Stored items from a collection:
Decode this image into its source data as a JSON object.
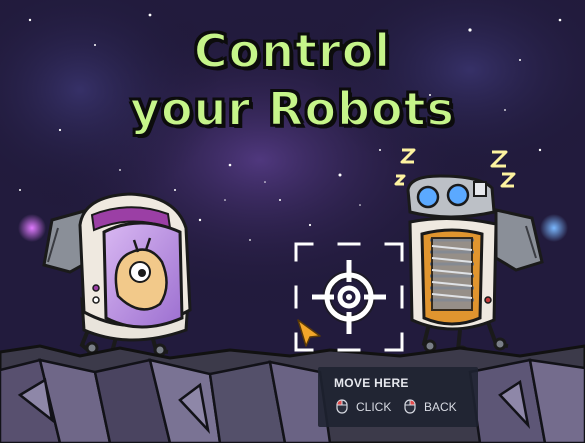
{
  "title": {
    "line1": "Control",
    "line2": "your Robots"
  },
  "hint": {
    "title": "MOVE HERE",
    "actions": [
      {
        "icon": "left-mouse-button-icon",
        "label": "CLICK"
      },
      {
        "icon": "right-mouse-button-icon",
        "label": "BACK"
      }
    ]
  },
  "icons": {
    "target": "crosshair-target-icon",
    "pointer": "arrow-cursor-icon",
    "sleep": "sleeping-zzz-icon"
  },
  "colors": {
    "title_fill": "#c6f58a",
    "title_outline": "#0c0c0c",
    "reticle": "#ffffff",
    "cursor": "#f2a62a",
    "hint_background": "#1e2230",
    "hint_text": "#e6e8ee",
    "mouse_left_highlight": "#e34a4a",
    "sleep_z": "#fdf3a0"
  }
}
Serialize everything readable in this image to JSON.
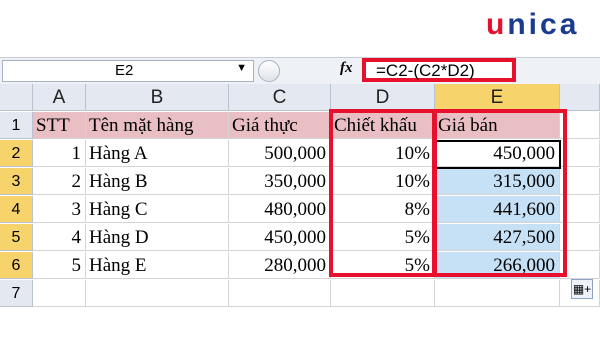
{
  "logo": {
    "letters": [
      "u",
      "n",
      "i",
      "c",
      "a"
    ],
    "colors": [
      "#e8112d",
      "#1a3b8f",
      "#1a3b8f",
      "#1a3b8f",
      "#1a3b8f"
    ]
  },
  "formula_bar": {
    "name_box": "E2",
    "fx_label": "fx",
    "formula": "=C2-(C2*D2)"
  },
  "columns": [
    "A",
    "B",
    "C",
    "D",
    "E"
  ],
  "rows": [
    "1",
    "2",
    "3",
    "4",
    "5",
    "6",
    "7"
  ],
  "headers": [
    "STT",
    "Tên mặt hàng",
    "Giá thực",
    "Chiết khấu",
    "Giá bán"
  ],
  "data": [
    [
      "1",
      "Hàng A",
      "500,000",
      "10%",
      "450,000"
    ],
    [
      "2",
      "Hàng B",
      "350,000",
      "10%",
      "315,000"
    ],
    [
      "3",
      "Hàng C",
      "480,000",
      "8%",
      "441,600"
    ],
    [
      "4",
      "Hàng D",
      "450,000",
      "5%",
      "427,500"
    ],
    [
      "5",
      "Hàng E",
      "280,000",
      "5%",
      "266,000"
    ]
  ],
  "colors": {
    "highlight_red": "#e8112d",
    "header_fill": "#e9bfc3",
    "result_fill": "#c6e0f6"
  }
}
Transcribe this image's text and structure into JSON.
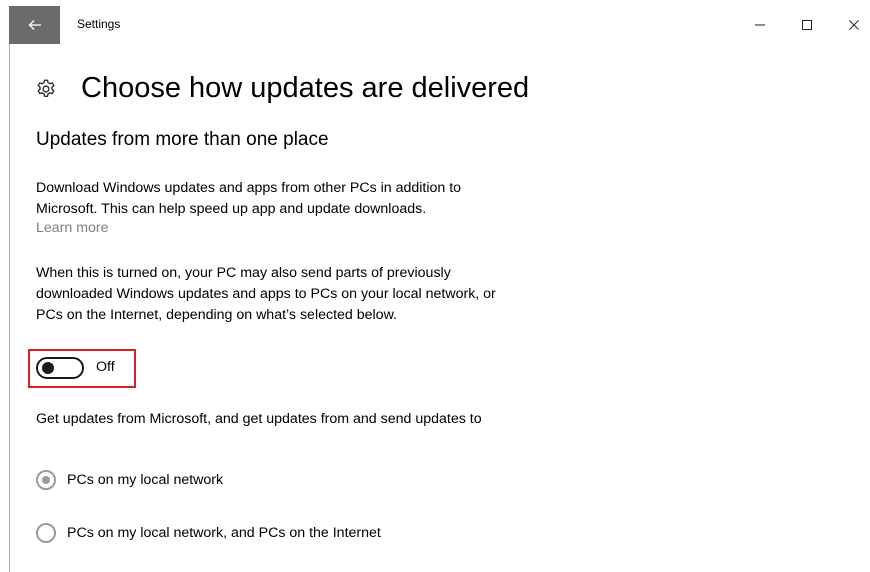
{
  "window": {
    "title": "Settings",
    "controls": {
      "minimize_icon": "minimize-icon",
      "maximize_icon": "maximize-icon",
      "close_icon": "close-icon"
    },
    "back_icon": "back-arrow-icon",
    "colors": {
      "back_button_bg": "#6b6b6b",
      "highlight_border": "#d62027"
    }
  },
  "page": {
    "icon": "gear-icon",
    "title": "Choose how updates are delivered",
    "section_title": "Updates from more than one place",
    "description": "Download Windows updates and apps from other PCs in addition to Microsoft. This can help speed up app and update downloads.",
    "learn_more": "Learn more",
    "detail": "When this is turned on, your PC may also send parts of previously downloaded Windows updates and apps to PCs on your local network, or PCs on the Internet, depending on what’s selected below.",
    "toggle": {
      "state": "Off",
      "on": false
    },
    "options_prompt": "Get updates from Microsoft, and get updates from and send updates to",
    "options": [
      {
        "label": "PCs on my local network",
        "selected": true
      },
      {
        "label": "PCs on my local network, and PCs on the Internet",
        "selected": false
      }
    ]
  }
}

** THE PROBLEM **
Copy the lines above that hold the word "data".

** TASK RESULT **
Decode this image into its source data as a JSON object.
  "data": [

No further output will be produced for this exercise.